Chicago consumer sues Hyundai over inflated MPG
BY LEEANN SHELTON Staff Reporter November 14, 2012 7:30PM
Updated: December 19, 2012 12:22PM
A Chicago customer filed a federal class-action lawsuit against Hyundai following revelations the Korean carmaker exaggerated fuel economy claims for more than 600,000 vehicles sold between 2010 and 2012.
On Nov. 2, Hyundai and Kia announced a “procedural error” at the companies’ joint testing operations in Korea led to cars being labeled with fuel economy ratings an average of 3 percent higher than they actually performed, the carmaker said in a release.
The error affected more than 600,000 Hyundai vehicles in the 2011 to 2013 model year in its Elantra, Sonata, Accent, Tuscon, Santa Fe, Azera, Genesis and Veloster lines.
Nilufar Rezai bought a 2013 Santa Fe Sport from a Chicago dealership in October, largely because a sticker on the vehicle said it would get an estimated 20 miles per gallon, she claims in a suit filed in U.S. District Court.
She later found the vehicle drove just 16 mpg, raising her fuel costs more than $700 per year, the suit claims.
The carmaker has established a reimbursement program, issuing customers a debit card to compensate them for extra fuel costs as long as they own the car, plus an extra 15 percent, according to Hyundai’s website.
“We think our reimbursement program provides the best, quickest, and most customer-focused remedy,” Hyundai spokesman Christopher Hosford wrote in an email responding to the lawsuit. “Owners have responded very favorably to the plan. Our priority is to make this right for our owners, and that’s precisely what this program does.”

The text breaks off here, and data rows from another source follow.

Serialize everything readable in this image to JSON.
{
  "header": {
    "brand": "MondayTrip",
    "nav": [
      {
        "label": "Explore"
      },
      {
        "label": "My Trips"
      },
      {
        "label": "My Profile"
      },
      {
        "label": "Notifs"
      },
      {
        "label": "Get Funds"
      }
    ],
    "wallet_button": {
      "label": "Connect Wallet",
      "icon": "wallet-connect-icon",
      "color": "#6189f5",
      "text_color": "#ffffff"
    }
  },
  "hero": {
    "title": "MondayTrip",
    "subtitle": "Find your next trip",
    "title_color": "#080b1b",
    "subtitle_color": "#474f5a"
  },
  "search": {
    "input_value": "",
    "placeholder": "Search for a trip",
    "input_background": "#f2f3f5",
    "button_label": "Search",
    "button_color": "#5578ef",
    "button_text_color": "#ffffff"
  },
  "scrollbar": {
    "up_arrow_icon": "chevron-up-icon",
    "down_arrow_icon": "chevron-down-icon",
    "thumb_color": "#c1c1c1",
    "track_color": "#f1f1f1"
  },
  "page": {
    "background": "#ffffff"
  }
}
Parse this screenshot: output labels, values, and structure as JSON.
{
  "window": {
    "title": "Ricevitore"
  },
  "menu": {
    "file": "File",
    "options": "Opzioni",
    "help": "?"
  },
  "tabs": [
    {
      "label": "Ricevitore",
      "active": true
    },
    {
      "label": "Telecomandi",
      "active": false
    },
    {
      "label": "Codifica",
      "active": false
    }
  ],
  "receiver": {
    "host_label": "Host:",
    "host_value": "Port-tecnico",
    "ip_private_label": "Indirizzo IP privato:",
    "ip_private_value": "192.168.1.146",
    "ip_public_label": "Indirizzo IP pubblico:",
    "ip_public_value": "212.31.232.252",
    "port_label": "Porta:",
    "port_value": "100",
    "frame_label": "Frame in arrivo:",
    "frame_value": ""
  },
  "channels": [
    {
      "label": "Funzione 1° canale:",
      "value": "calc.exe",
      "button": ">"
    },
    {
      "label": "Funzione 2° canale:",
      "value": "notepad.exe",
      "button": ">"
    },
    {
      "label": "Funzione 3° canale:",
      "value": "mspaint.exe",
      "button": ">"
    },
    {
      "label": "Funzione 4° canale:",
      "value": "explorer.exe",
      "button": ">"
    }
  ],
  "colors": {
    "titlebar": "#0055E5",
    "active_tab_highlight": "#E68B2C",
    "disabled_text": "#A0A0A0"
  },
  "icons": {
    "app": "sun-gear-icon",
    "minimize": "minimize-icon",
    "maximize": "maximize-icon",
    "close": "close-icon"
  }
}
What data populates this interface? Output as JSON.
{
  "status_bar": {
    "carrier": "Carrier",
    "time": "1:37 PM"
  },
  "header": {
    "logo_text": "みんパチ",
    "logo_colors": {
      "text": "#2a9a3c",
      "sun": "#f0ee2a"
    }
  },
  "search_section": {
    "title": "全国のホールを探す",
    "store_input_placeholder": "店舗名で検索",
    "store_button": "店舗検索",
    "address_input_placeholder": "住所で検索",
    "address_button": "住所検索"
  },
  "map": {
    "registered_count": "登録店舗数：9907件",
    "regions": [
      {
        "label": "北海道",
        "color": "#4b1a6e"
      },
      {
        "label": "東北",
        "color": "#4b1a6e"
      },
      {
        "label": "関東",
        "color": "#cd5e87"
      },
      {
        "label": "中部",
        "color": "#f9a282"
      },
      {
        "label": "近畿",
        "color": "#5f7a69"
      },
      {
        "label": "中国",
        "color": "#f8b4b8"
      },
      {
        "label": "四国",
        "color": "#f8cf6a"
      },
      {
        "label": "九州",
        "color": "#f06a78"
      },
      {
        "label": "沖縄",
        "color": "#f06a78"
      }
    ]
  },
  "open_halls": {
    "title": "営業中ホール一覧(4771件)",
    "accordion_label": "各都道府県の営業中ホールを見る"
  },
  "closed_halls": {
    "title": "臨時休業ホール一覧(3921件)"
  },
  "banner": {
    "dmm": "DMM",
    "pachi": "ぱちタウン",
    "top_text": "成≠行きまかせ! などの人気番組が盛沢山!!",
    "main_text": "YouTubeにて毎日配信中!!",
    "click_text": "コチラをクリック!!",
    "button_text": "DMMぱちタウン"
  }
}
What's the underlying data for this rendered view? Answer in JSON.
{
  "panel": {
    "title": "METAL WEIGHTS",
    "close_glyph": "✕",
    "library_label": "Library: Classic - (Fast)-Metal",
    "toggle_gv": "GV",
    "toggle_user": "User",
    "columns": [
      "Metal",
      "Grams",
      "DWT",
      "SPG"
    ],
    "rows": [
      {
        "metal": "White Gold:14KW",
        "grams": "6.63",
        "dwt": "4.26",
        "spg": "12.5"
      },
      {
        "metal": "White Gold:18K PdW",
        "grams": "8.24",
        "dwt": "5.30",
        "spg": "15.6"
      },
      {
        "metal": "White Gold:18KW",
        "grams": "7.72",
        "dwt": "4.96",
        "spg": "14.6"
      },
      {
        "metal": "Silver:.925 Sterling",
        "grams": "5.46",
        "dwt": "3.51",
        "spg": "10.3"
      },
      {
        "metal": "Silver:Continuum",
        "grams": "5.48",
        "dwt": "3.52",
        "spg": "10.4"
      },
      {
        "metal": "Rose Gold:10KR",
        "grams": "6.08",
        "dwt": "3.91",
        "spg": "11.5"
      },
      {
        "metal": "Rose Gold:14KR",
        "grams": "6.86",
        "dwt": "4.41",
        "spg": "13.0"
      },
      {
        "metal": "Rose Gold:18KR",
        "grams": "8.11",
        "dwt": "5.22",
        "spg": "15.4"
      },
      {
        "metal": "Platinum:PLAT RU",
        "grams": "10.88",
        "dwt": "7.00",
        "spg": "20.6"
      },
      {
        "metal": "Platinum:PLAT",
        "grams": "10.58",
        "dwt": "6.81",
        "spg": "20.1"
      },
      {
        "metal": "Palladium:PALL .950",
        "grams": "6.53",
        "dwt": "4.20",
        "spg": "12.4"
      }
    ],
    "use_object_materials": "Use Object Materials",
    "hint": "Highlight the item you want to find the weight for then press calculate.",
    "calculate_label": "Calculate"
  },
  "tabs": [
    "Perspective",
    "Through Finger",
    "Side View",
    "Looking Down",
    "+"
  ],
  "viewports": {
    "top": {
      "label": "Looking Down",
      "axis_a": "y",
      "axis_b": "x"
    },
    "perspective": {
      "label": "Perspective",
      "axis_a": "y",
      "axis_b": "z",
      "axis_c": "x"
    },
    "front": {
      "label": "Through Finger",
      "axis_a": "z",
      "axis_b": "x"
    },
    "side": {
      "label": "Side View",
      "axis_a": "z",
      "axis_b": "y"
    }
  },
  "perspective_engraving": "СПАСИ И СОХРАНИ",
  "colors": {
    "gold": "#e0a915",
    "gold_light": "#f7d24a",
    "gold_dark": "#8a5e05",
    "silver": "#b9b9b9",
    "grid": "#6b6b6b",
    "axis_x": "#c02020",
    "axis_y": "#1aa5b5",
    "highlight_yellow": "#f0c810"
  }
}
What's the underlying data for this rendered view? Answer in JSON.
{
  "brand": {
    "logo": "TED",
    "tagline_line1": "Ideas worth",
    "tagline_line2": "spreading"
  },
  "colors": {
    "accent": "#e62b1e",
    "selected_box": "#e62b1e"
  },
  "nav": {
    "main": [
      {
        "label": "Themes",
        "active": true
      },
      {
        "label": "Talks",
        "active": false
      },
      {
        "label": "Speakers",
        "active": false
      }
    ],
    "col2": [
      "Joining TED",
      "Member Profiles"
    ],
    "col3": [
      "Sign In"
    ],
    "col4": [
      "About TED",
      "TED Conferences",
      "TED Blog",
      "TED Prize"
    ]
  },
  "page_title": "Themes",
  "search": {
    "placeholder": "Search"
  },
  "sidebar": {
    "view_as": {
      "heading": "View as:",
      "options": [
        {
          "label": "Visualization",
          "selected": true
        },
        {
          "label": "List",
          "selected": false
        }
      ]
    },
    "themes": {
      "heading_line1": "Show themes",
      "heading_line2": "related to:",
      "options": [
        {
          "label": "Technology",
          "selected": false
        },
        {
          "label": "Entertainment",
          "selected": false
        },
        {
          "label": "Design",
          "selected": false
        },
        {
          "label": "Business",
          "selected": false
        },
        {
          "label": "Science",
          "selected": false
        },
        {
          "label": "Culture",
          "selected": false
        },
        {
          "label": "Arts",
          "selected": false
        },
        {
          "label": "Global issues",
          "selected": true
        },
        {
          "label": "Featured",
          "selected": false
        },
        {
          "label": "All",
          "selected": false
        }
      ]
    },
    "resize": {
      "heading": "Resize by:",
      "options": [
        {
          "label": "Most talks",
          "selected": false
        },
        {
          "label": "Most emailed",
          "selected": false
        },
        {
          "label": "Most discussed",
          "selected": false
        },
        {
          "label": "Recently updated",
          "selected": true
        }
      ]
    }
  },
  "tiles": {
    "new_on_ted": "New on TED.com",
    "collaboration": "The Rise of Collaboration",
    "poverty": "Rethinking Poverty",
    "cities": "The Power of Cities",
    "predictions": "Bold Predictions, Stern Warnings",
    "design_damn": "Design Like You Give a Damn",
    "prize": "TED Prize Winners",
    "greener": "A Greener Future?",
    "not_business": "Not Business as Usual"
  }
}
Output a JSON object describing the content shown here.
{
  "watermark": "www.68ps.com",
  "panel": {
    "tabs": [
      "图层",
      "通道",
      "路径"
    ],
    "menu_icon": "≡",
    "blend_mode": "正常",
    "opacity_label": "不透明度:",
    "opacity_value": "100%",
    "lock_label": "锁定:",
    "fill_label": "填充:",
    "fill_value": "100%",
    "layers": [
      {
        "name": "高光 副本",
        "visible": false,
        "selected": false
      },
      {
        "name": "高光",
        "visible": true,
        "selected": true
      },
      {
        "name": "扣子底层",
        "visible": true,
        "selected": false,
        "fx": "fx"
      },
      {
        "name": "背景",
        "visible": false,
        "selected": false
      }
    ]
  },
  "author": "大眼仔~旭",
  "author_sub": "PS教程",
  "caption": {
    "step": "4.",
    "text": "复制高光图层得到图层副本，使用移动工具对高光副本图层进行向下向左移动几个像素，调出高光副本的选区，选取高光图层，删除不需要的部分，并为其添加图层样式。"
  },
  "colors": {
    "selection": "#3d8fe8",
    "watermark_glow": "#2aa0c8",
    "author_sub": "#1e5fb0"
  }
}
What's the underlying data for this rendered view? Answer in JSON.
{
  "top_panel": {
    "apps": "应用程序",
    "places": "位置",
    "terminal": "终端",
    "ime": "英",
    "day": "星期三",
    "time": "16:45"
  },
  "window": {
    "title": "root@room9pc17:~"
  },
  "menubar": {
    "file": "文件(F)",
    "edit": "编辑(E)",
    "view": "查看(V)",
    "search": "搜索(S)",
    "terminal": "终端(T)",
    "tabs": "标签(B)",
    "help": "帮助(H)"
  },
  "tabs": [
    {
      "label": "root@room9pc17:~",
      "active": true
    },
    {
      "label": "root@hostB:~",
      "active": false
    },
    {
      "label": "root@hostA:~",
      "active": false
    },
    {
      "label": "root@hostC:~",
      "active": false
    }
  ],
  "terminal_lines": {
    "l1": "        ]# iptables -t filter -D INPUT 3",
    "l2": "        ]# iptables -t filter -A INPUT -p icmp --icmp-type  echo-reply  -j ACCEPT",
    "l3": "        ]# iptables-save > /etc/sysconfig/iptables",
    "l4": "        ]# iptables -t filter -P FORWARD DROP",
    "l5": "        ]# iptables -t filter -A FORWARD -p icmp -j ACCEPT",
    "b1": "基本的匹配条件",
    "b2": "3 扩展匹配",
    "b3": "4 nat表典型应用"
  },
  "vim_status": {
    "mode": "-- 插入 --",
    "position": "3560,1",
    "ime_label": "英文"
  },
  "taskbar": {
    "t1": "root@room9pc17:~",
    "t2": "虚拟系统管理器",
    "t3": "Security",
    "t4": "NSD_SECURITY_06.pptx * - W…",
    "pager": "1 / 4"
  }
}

Kia has also established a reimbursement program for 300,000 owners who bought certain Optima, Rio, Sorento, Soul and Sportage models in the 2011 to 2013 model years.
Both carmakers say they are relabeling all vehicles still at dealerships and correcting errors in its testing process.
Wednesday’s suit seeks class-action status and claims consumer fraud and breach of warranty. It seeks compensatory damages of at least $10,000 for every owner who bought one of the affected vehicles, and asks the court to establish a fund of at least $1 billion to be distributed to the plaintiffs.